Previous studies of birds and killer whales have used a Dice-Sørensen index of similarity to compare repertoire composition (McGregor and Krebs, 1982; Molles and Vehrencamp, 1999; Yurk et al., 2002). This index is based on the presence/absence of call types in the repertoires to be compared. It has been a useful index for songbirds, which produce all the elements in their repertoire in the course of a few hours of sampling, and in recordings collected from killer whale matrilines with multiple callers. It may not produce good results for samples from individual odontocetes. Odontocetes call in bouts, in which call types tend to be clustered, and there are imbalances in the rate of calling across social contexts (Fripp, 2005).
Behavioral association index
The most common measure of association in small odontocetes is synchronous swimming (e.g. Würsig and Würsig, 1979; Gero et al., 2005; Connor et al., 2006), which has also been applied to the killer whale (Ford, 1984; Jacobsen, 1986). We defined synchronous swimming (SS) as time spent swimming in the same direction within one body length. In addition, a second behavior proved to be a strong indication of association, termed ‘resting under’ (RU). In this state, one whale rested quietly under another with the head in contact with the partner's ventral surface. This behavior was reminiscent of bumping performed by calves to elicit nursing, but occurred outside the dam–calf dyad as well. Morton et al. described the behavior as ‘motionless one above the other’ (Morton et al., 1986).
Statistical analyses were conducted in the R statistical programming environment (v 2.12.1, R Development Core Team, University of Auckland, New Zealand). Repertoire overlap was assessed using hierarchical cluster analysis in the R package pvclust (Suzuki and Shimodaira, 2006), using WSI as the basis for the distance matrix and simple clustering. An autonomous unbiased bootstrapping procedure determined the probability that each split in the resulting dendrogram exceeded the probability expected by chance.

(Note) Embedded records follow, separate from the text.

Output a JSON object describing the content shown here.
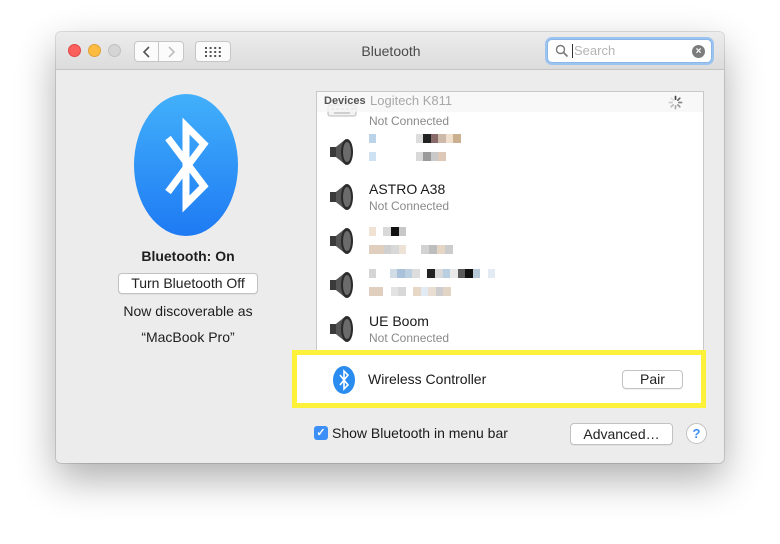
{
  "window": {
    "title": "Bluetooth"
  },
  "search": {
    "placeholder": "Search"
  },
  "sidebar": {
    "status": "Bluetooth: On",
    "toggle_label": "Turn Bluetooth Off",
    "discoverable_line1": "Now discoverable as",
    "discoverable_line2": "“MacBook Pro”"
  },
  "devices": {
    "header": "Devices",
    "items": [
      {
        "name": "Logitech K811",
        "status": "Not Connected",
        "icon": "keyboard-icon"
      },
      {
        "name": "",
        "status": "",
        "icon": "speaker-icon",
        "blurred": true
      },
      {
        "name": "ASTRO A38",
        "status": "Not Connected",
        "icon": "speaker-icon"
      },
      {
        "name": "",
        "status": "",
        "icon": "speaker-icon",
        "blurred": true
      },
      {
        "name": "",
        "status": "",
        "icon": "speaker-icon",
        "blurred": true
      },
      {
        "name": "UE Boom",
        "status": "Not Connected",
        "icon": "speaker-icon"
      }
    ],
    "pairing": {
      "name": "Wireless Controller",
      "icon": "bluetooth-icon",
      "button": "Pair"
    }
  },
  "footer": {
    "show_in_menu_bar": {
      "label": "Show Bluetooth in menu bar",
      "checked": true
    },
    "advanced_label": "Advanced…",
    "help_label": "?"
  },
  "colors": {
    "accent": "#3b8ff7",
    "highlight": "#fef139",
    "bluetooth_badge": "#2a8cf0"
  }
}
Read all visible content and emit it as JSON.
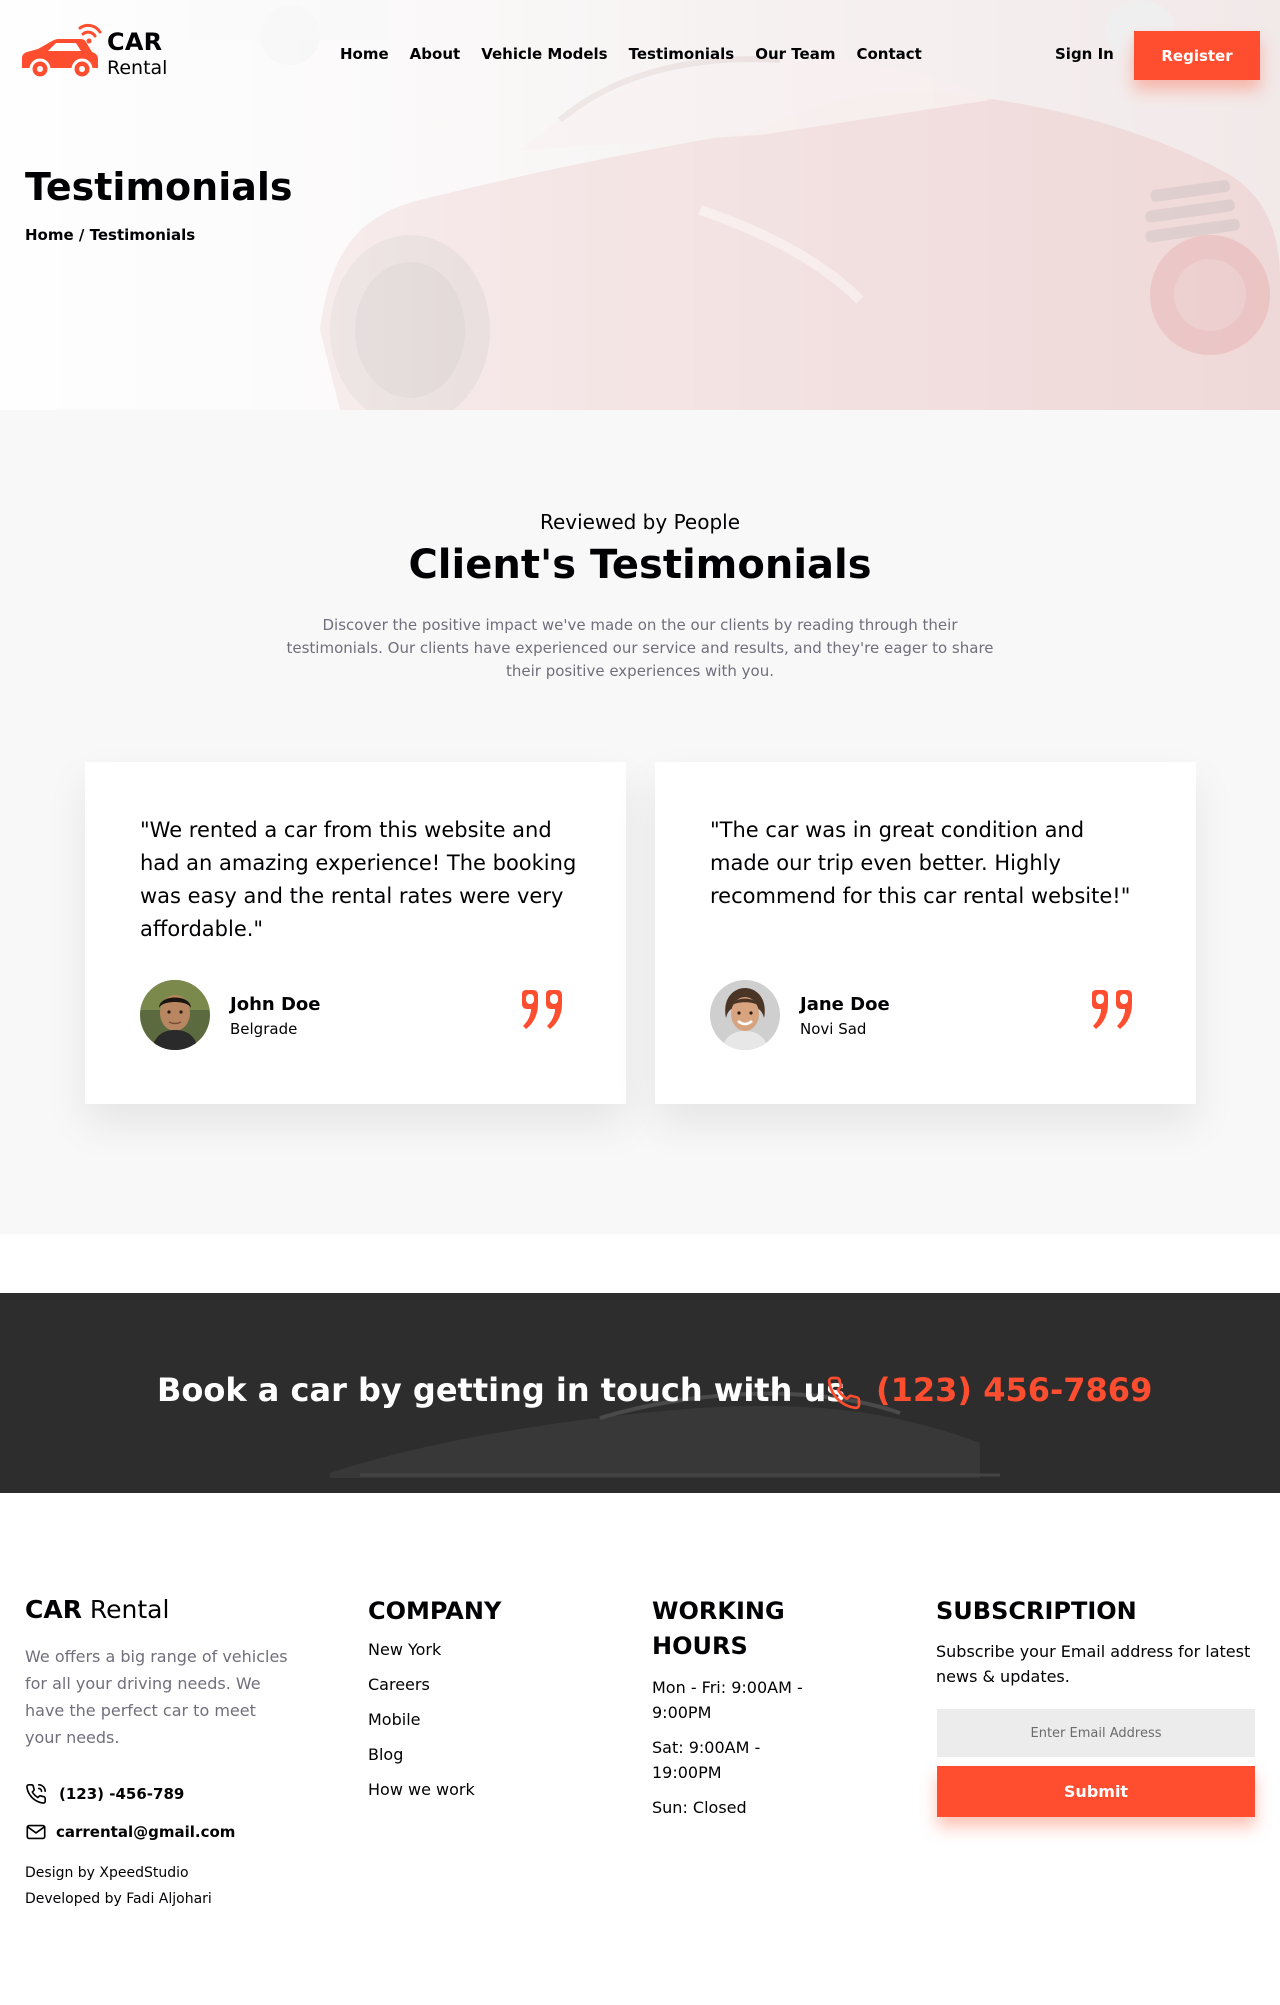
{
  "brand": {
    "name_bold": "CAR",
    "name_light": "Rental"
  },
  "nav": {
    "links": [
      "Home",
      "About",
      "Vehicle Models",
      "Testimonials",
      "Our Team",
      "Contact"
    ],
    "sign_in": "Sign In",
    "register": "Register"
  },
  "hero": {
    "title": "Testimonials",
    "breadcrumb_home": "Home",
    "breadcrumb_sep": " / ",
    "breadcrumb_current": "Testimonials"
  },
  "testimonials": {
    "kicker": "Reviewed by People",
    "heading": "Client's Testimonials",
    "description": "Discover the positive impact we've made on the our clients by reading through their testimonials. Our clients have experienced our service and results, and they're eager to share their positive experiences with you.",
    "items": [
      {
        "quote": "\"We rented a car from this website and had an amazing experience! The booking was easy and the rental rates were very affordable.\"",
        "name": "John Doe",
        "city": "Belgrade"
      },
      {
        "quote": "\"The car was in great condition and made our trip even better. Highly recommend for this car rental website!\"",
        "name": "Jane Doe",
        "city": "Novi Sad"
      }
    ]
  },
  "book_banner": {
    "text": "Book a car by getting in touch with us",
    "phone": "(123) 456-7869"
  },
  "footer": {
    "brand_bold": "CAR",
    "brand_light": " Rental",
    "about": "We offers a big range of vehicles for all your driving needs. We have the perfect car to meet your needs.",
    "phone": "(123) -456-789",
    "email": "carrental@gmail.com",
    "credit_design": "Design by XpeedStudio",
    "credit_dev": "Developed by Fadi Aljohari",
    "company_title": "COMPANY",
    "company_links": [
      "New York",
      "Careers",
      "Mobile",
      "Blog",
      "How we work"
    ],
    "hours_title": "WORKING HOURS",
    "hours": [
      "Mon - Fri: 9:00AM - 9:00PM",
      "Sat: 9:00AM - 19:00PM",
      "Sun: Closed"
    ],
    "subscription_title": "SUBSCRIPTION",
    "subscription_text": "Subscribe your Email address for latest news & updates.",
    "email_placeholder": "Enter Email Address",
    "submit": "Submit"
  },
  "colors": {
    "accent": "#ff4d30",
    "text": "#010103",
    "muted": "#706f7b",
    "section_bg": "#f8f8f8",
    "banner_bg": "#2d2d2d"
  },
  "icons": [
    "car-wifi-logo-icon",
    "quote-icon",
    "phone-icon",
    "mail-icon"
  ]
}
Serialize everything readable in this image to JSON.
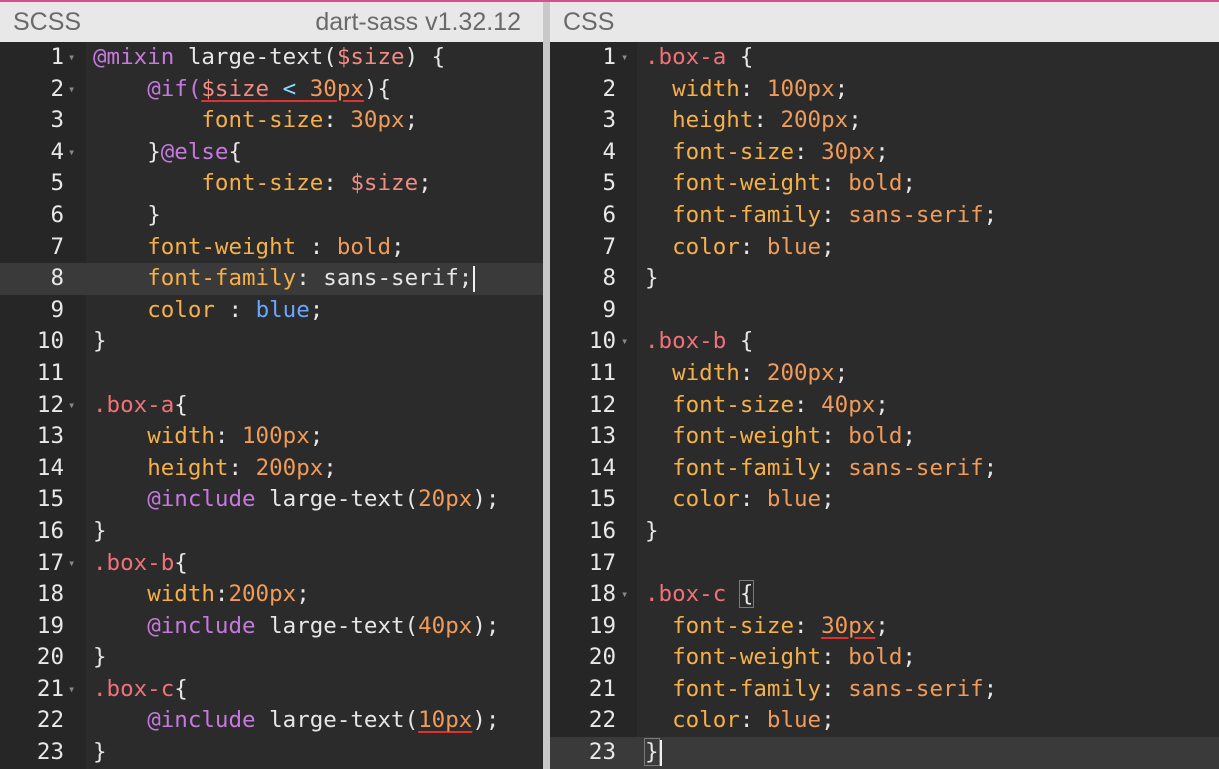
{
  "left": {
    "title": "SCSS",
    "engine": "dart-sass v1.32.12",
    "lines": [
      {
        "n": "1",
        "fold": true
      },
      {
        "n": "2",
        "fold": true
      },
      {
        "n": "3"
      },
      {
        "n": "4",
        "fold": true
      },
      {
        "n": "5"
      },
      {
        "n": "6"
      },
      {
        "n": "7"
      },
      {
        "n": "8",
        "active": true
      },
      {
        "n": "9"
      },
      {
        "n": "10"
      },
      {
        "n": "11"
      },
      {
        "n": "12",
        "fold": true
      },
      {
        "n": "13"
      },
      {
        "n": "14"
      },
      {
        "n": "15"
      },
      {
        "n": "16"
      },
      {
        "n": "17",
        "fold": true
      },
      {
        "n": "18"
      },
      {
        "n": "19"
      },
      {
        "n": "20"
      },
      {
        "n": "21",
        "fold": true
      },
      {
        "n": "22"
      },
      {
        "n": "23"
      }
    ],
    "tokens": {
      "l1_at": "@mixin",
      "l1_name": " large-text(",
      "l1_var": "$size",
      "l1_end": ") {",
      "l2_kw": "@if(",
      "l2_var": "$size",
      "l2_op": " < ",
      "l2_num": "30px",
      "l2_end": "){",
      "l3_prop": "font-size",
      "l3_colon": ": ",
      "l3_val": "30px",
      "l3_semi": ";",
      "l4_open": "}",
      "l4_kw": "@else",
      "l4_end": "{",
      "l5_prop": "font-size",
      "l5_colon": ": ",
      "l5_var": "$size",
      "l5_semi": ";",
      "l6": "}",
      "l7_prop": "font-weight",
      "l7_colon": " : ",
      "l7_val": "bold",
      "l7_semi": ";",
      "l8_prop": "font-family",
      "l8_colon": ": ",
      "l8_val": "sans-serif;",
      "l9_prop": "color",
      "l9_colon": " : ",
      "l9_val": "blue",
      "l9_semi": ";",
      "l10": "}",
      "l12_sel": ".box-a",
      "l12_end": "{",
      "l13_prop": "width",
      "l13_colon": ": ",
      "l13_val": "100px",
      "l13_semi": ";",
      "l14_prop": "height",
      "l14_colon": ": ",
      "l14_val": "200px",
      "l14_semi": ";",
      "l15_kw": "@include",
      "l15_fn": " large-text(",
      "l15_val": "20px",
      "l15_end": ");",
      "l16": "}",
      "l17_sel": ".box-b",
      "l17_end": "{",
      "l18_prop": "width",
      "l18_colon": ":",
      "l18_val": "200px",
      "l18_semi": ";",
      "l19_kw": "@include",
      "l19_fn": " large-text(",
      "l19_val": "40px",
      "l19_end": ");",
      "l20": "}",
      "l21_sel": ".box-c",
      "l21_end": "{",
      "l22_kw": "@include",
      "l22_fn": " large-text(",
      "l22_val": "10px",
      "l22_end": ");",
      "l23": "}"
    }
  },
  "right": {
    "title": "CSS",
    "lines": [
      {
        "n": "1",
        "fold": true
      },
      {
        "n": "2"
      },
      {
        "n": "3"
      },
      {
        "n": "4"
      },
      {
        "n": "5"
      },
      {
        "n": "6"
      },
      {
        "n": "7"
      },
      {
        "n": "8"
      },
      {
        "n": "9"
      },
      {
        "n": "10",
        "fold": true
      },
      {
        "n": "11"
      },
      {
        "n": "12"
      },
      {
        "n": "13"
      },
      {
        "n": "14"
      },
      {
        "n": "15"
      },
      {
        "n": "16"
      },
      {
        "n": "17"
      },
      {
        "n": "18",
        "fold": true
      },
      {
        "n": "19"
      },
      {
        "n": "20"
      },
      {
        "n": "21"
      },
      {
        "n": "22"
      },
      {
        "n": "23",
        "active": true
      }
    ],
    "tokens": {
      "r1_sel": ".box-a",
      "r1_end": " {",
      "r2_prop": "width",
      "r2_val": "100px",
      "r3_prop": "height",
      "r3_val": "200px",
      "r4_prop": "font-size",
      "r4_val": "30px",
      "r5_prop": "font-weight",
      "r5_val": "bold",
      "r6_prop": "font-family",
      "r6_val": "sans-serif",
      "r7_prop": "color",
      "r7_val": "blue",
      "r8": "}",
      "r10_sel": ".box-b",
      "r10_end": " {",
      "r11_prop": "width",
      "r11_val": "200px",
      "r12_prop": "font-size",
      "r12_val": "40px",
      "r13_prop": "font-weight",
      "r13_val": "bold",
      "r14_prop": "font-family",
      "r14_val": "sans-serif",
      "r15_prop": "color",
      "r15_val": "blue",
      "r16": "}",
      "r18_sel": ".box-c",
      "r18_end": "{",
      "r19_prop": "font-size",
      "r19_val": "30px",
      "r20_prop": "font-weight",
      "r20_val": "bold",
      "r21_prop": "font-family",
      "r21_val": "sans-serif",
      "r22_prop": "color",
      "r22_val": "blue",
      "r23": "}",
      "colon": ": ",
      "semi": ";",
      "indent": "  "
    }
  },
  "colors": {
    "accent": "#d84f8f",
    "annotation": "#e03030"
  }
}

The logical sampling units for the comparison between repertoire overlap and association, dyads, were not independent of one another and neither AI nor WSI could be considered independent predictors. The Mantel test (Sokal and Rohlf, 2012) was used to measure similarity between the two matrices of interest (whale×AI versus whale×WSI). Both AI and WSI were arcsin transformed before analysis. The distribution of the Mantel correlation coefficient was determined with the non-parametric Kendall coefficient of concordance by running 1000 random permutations over the matrices (range from 2.5% to 97.5% of the distribution).
The long-term support and cooperation of SeaWorld Entertainment and SeaWorld San Diego made this work possible. We are particularly grateful for the efforts of training staff under Ken Peters and Robbin Sheets and Technical Services staff under Greg Cain and Rick Ingram. Catherine Berchok and Ron Kaufmann gave valuable advice as advisors to J.L.C. in the Department of Marine and Environmental Studies at the University of San Diego. Dawn Grebner reviewed our identifications of A-pod calls. Hubbs-SeaWorld Research Institute (HSWRI) staff, students and interns assisted with data extraction, particularly Eri Suzuki, Caitlin Scully, Jennifer Keating and Tina Yack. We thank Duncan McGehee and Charles Greenlaw at BAE Systems for developing the system to localize callers. Sam Denes provided engineering support and assisted with statistical analyses. Statistical procedures were improved by an anonymous outside reviewer. Judy St Leger and Pamela Yochem provided helpful comments on the manuscript.
Funding for the study was provided by Hubbs-SeaWorld Research Institute (HSWRI) and the Hubbs-SeaWorld Society. J.L.C. received funding from the University of San Diego and the Hannon Foundation.
The authors declare no competing financial interests.